Did you know that “exquisite multilayered watch design” in French is 4N-MVT01? Adventurous fashion and accessory designers have one finger on the pulse of high fashion and the rest on an exciting palette of 3D design tools. Meet FashionLab by Dassault Syst mes. It’s where the industry’s most creative minds unleash their imaginations and expect powerful performance to match. So, what has the “incubator” of 3-D design tools been hatching this time?
In a (bejewelled) nutshell, it’s a glamorous production in fine French design, powered by a new generation of Dell workstations with Intel Xeon processors featuring an unprecedented number of graphic cards. The high-tech supporting cast includes an unusual number of video cameras to achieve a new level of 3D (and you thought all 3D was created equal!).
But let’s start at the beginning: with designer, FashionLab ambassador and creator of the 4N watch brand: Fran ois Quentin. He has designed several contemporary models for Swiss and French watchmakers and amassed a wide range of design skills in the process. Add an avid interest in both mechanics and technology, and his 4N watches were born. These ruggedly masculine, high-tech timepieces house a complex mechanism behind a digital display – so they move beyond typical mechanical watch design with moving hands. And they don’t merely tell the time, but reveal it by relaying time’s rhythmic movement. 4N = four numbers on a unique display.
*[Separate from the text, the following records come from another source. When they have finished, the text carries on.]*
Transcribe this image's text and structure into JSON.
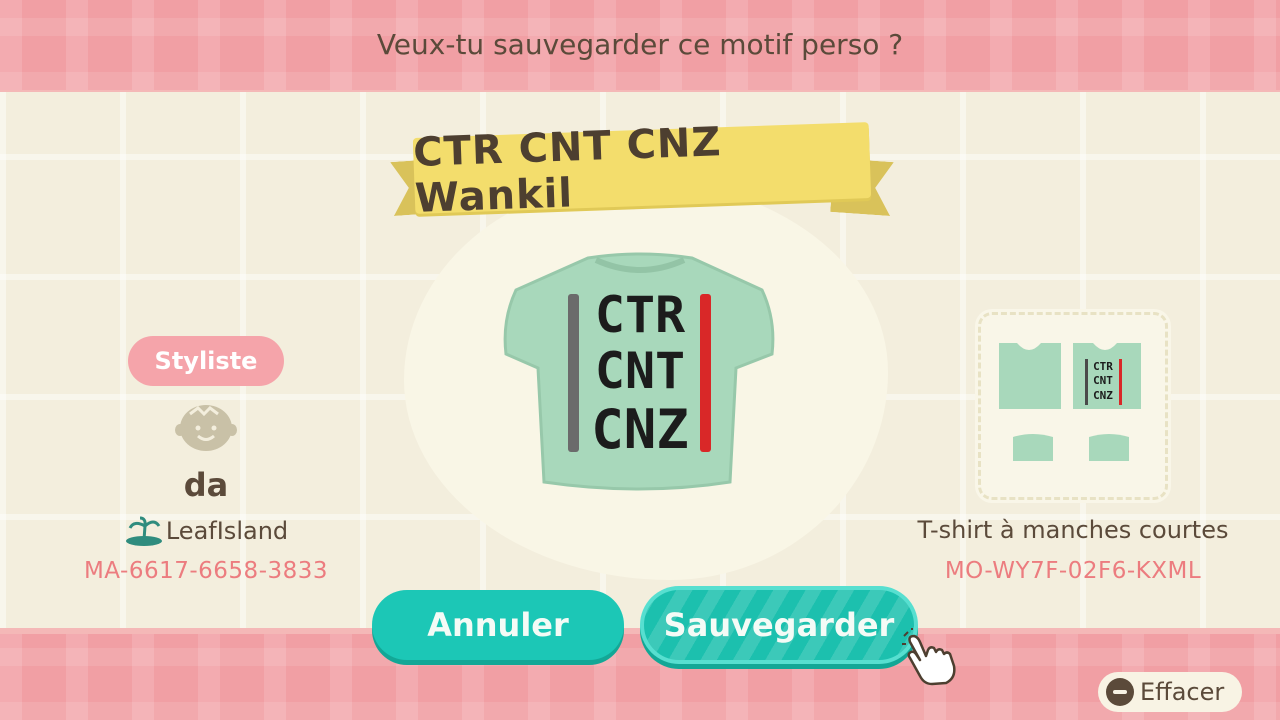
{
  "prompt": "Veux-tu sauvegarder ce motif perso ?",
  "design_title": "CTR CNT CNZ Wankil",
  "shirt_text": [
    "CTR",
    "CNT",
    "CNZ"
  ],
  "creator": {
    "role_label": "Styliste",
    "name": "da",
    "island": "LeafIsland",
    "code": "MA-6617-6658-3833"
  },
  "item": {
    "type": "T-shirt à manches courtes",
    "code": "MO-WY7F-02F6-KXML"
  },
  "buttons": {
    "cancel": "Annuler",
    "save": "Sauvegarder"
  },
  "erase_label": "Effacer",
  "colors": {
    "shirt": "#a8d8bb",
    "stripe_gray": "#6b6b6b",
    "stripe_red": "#d92828",
    "accent_teal": "#1cc7b6",
    "code_pink": "#ec7c7f"
  }
}
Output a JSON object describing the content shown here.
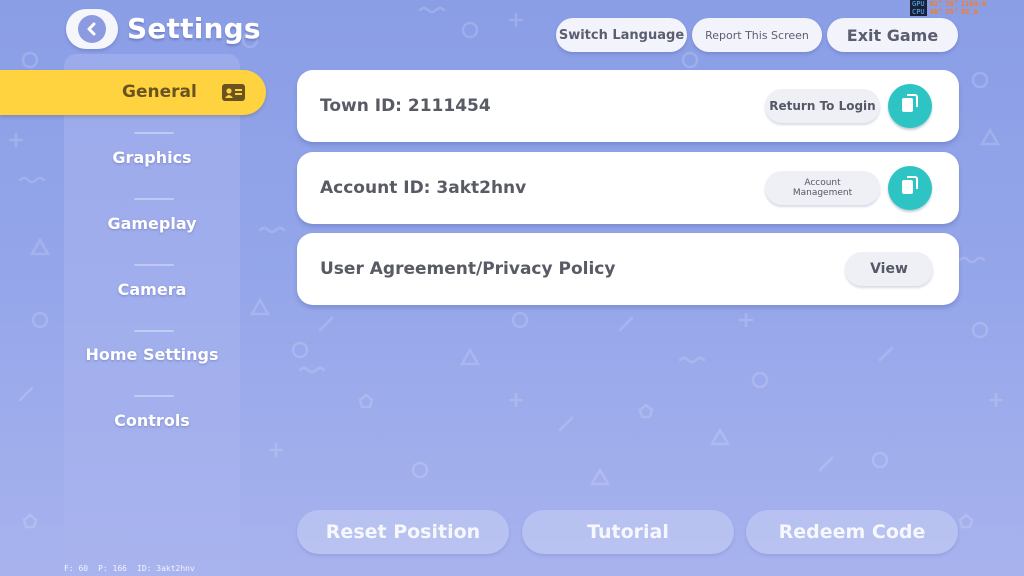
{
  "header": {
    "title": "Settings",
    "back_icon": "chevron-left-icon",
    "buttons": {
      "switch_language": "Switch Language",
      "report_screen": "Report This Screen",
      "exit_game": "Exit Game"
    }
  },
  "hud": {
    "row1": {
      "label": "GPU",
      "v1": "62°",
      "v2": "39°",
      "v3": "1104.0"
    },
    "row2": {
      "label": "CPU",
      "v1": "48°",
      "v2": "25°",
      "v3": "82.0"
    }
  },
  "sidebar": {
    "items": [
      {
        "label": "General",
        "active": true,
        "icon": "id-card-icon"
      },
      {
        "label": "Graphics",
        "active": false
      },
      {
        "label": "Gameplay",
        "active": false
      },
      {
        "label": "Camera",
        "active": false
      },
      {
        "label": "Home Settings",
        "active": false
      },
      {
        "label": "Controls",
        "active": false
      }
    ]
  },
  "cards": {
    "town": {
      "text": "Town ID: 2111454",
      "button": "Return To Login",
      "copy_icon": "copy-icon"
    },
    "account": {
      "text": "Account ID: 3akt2hnv",
      "button_line1": "Account",
      "button_line2": "Management",
      "copy_icon": "copy-icon"
    },
    "agreement": {
      "text": "User Agreement/Privacy Policy",
      "button": "View"
    }
  },
  "bottom": {
    "reset_position": "Reset Position",
    "tutorial": "Tutorial",
    "redeem_code": "Redeem Code"
  },
  "footer": {
    "fps": "F: 60",
    "ping": "P: 166",
    "id": "ID: 3akt2hnv"
  },
  "colors": {
    "background": "#8a9ee6",
    "accent_yellow": "#ffd23f",
    "copy_teal": "#2fc4c4",
    "card_text": "#585a64"
  }
}
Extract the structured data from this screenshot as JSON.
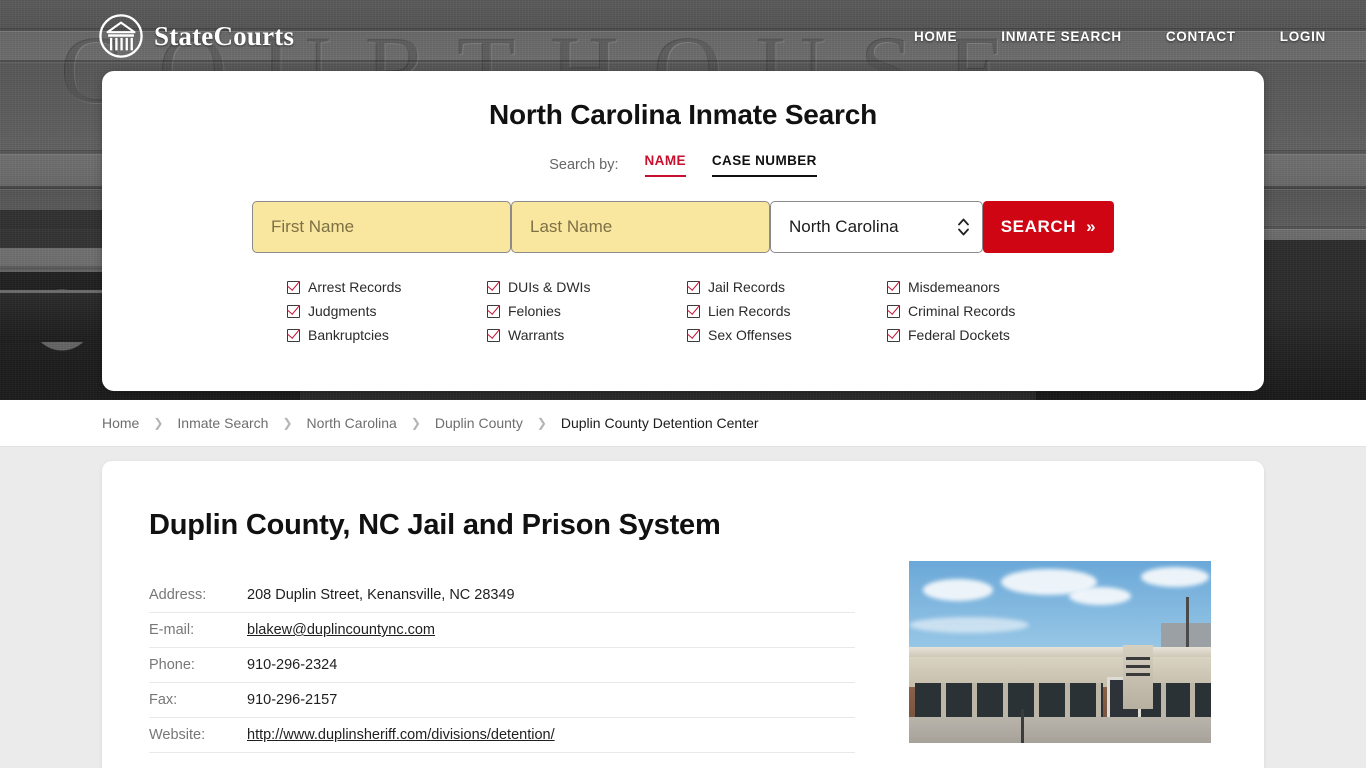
{
  "header": {
    "brand_name": "StateCourts",
    "brand_icon": "courthouse-circle-logo",
    "background_word": "COURTHOUSE",
    "nav": [
      {
        "label": "HOME"
      },
      {
        "label": "INMATE SEARCH"
      },
      {
        "label": "CONTACT"
      },
      {
        "label": "LOGIN"
      }
    ]
  },
  "search_card": {
    "title": "North Carolina Inmate Search",
    "search_by_label": "Search by:",
    "tabs": [
      {
        "label": "NAME",
        "active": true
      },
      {
        "label": "CASE NUMBER",
        "active": false
      }
    ],
    "first_name_placeholder": "First Name",
    "first_name_value": "",
    "last_name_placeholder": "Last Name",
    "last_name_value": "",
    "state_selected": "North Carolina",
    "search_button": "SEARCH",
    "search_button_chevron": "»",
    "accent_red": "#d00513",
    "field_yellow": "#fae79f",
    "checkbox_items": [
      "Arrest Records",
      "DUIs & DWIs",
      "Jail Records",
      "Misdemeanors",
      "Judgments",
      "Felonies",
      "Lien Records",
      "Criminal Records",
      "Bankruptcies",
      "Warrants",
      "Sex Offenses",
      "Federal Dockets"
    ]
  },
  "breadcrumb": {
    "separator": "❯",
    "items": [
      {
        "label": "Home",
        "current": false
      },
      {
        "label": "Inmate Search",
        "current": false
      },
      {
        "label": "North Carolina",
        "current": false
      },
      {
        "label": "Duplin County",
        "current": false
      },
      {
        "label": "Duplin County Detention Center",
        "current": true
      }
    ]
  },
  "main": {
    "page_title": "Duplin County, NC Jail and Prison System",
    "info_rows": [
      {
        "key": "Address:",
        "value": "208 Duplin Street, Kenansville, NC 28349",
        "link": false
      },
      {
        "key": "E-mail:",
        "value": "blakew@duplincountync.com",
        "link": true
      },
      {
        "key": "Phone:",
        "value": "910-296-2324",
        "link": false
      },
      {
        "key": "Fax:",
        "value": "910-296-2157",
        "link": false
      },
      {
        "key": "Website:",
        "value": "http://www.duplinsheriff.com/divisions/detention/",
        "link": true
      }
    ],
    "photo_alt": "duplin-county-detention-center-photo"
  }
}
Quentin wanted to showcase his latest creation, the 4N-MVT01, at BaselWorld 2014. With 122,000 visitors from 100 countries and 1,460 international exhibitors, it’s the biggest and most important event on the watch and jewelry industry calendar. Yet what sort of presentation would do a stand-out design with 514 components justice, while demonstrating the unique intricacies and complexities of its behind-the-face workings? Powerful partners, FashionLab and Dell, brought the design simulation to life with a ground-breaking full HD 3D video
When viewing the video, one thing is impressively, glaringly absent: 3D glasses. The Alioscopy displays show three-dimensional images instantly, without the need for cumbersome eyewear. Each eye sees a different image through a high-precision lenticular lens fitted onto the LCD panel, creating a fully natural sensation of depth.
The solution consisted of:
- Two Dell Precision T7610 workstations with Intel Xeon processors.
- Three graphics cards per workstation for massive performance
- 3D screens by Alioscopy that require no glasses
Dell and FashionLab are long-standing partners and working with Dell has helped cement FashionLab’s reputation as a pioneer in the world of fashion and luxury. “We’re involved in the cutting-edge of fashion design, so it’s important to us that we always collaborate with the best. That’s why we chose to work closely with a Dell expert,” explains Thierry Rouf, Director of Research at FashionLab by Dassault Syst mes.
Creating the lenticular pictures required for the 3D screens is extremely data-intensive. The Dell Precision workstations powered by the Intel technology ran 24/7 for three weeks of rendering, and processed 15,500 images at speeds of 30 frames/second. Dell is the only provider on the market to offer workstations with three powerful graphics cards. To get the 3D effect, five viewpoints were needed, which meant five virtual video cameras and five images per frame.
Quentin was more than satisfied that his demands were met throughout. “Technology works as an extension of me – it’s the tool that allows me to create,” he says in this behind-the-scenes video. “To promote my watch at my stand at BaselWorld, I needed extremely powerful technology. The first time I used the Dell workstation I was really impressed by the performance, computing power and realistic renderings of the synthetic images. And it’s extremely fast. It runs up to 20 times quicker than my previous computer.”
Careful planning and effective collaboration ensured a successful exhibition. After a pilot, the 4N-MVT01’s dramatic design simulation was successfully presented at BaselWorld 2014.
“Luxury means excellence. That’s why, for our luxury designs, we choose Dell,” concludes Rouf, and the partners look forward to further pushing back boundaries in high-speed.